**Your instructions:** State how many lines of the records contain the string "THERE", and give no other information.

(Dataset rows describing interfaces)
◇ ◇ ◇ ◇ ◇ ◇ ◇
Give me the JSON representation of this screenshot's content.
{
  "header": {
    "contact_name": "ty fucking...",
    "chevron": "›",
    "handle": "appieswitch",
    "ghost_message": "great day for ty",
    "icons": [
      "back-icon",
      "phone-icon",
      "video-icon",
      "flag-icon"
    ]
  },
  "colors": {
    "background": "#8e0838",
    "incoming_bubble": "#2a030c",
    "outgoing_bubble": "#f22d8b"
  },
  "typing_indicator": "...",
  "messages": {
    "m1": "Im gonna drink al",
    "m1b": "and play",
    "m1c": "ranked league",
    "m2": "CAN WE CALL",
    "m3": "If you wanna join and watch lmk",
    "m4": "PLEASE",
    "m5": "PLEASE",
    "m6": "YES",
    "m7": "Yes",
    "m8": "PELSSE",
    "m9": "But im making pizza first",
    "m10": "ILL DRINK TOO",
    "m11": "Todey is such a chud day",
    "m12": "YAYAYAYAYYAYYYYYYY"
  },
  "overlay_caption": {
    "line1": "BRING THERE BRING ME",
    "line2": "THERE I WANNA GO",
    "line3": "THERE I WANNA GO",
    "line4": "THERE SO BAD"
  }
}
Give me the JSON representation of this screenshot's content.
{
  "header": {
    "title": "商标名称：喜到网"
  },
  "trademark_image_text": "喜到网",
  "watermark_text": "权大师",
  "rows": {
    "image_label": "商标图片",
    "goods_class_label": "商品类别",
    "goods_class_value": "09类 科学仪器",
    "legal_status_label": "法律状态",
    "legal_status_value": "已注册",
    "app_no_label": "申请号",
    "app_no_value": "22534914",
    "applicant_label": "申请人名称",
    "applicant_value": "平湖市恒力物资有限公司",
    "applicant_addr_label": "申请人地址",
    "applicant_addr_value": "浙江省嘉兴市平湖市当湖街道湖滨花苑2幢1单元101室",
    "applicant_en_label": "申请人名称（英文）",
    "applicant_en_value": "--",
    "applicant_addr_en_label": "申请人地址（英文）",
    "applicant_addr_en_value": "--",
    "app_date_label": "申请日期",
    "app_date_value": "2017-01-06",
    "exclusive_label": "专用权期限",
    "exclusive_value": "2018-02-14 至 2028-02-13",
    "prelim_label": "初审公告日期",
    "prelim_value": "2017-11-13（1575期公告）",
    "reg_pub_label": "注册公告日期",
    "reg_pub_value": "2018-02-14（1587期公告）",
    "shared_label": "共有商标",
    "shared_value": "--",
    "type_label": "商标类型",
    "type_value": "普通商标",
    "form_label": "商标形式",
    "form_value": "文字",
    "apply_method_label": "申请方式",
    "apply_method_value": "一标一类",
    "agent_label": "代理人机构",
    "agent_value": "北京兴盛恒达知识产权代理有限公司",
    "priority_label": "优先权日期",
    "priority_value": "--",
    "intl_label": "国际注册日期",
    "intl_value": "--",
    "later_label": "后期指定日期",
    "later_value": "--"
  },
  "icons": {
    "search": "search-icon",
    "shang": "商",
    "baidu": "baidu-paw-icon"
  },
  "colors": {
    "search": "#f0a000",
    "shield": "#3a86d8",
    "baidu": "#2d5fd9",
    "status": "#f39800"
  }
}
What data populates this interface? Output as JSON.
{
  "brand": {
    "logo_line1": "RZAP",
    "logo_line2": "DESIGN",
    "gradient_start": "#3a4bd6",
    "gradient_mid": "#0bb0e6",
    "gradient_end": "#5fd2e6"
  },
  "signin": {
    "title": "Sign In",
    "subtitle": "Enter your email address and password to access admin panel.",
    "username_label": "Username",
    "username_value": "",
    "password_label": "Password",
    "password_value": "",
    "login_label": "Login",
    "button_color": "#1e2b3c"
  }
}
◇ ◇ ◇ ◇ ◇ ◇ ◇
**Answer box:** 4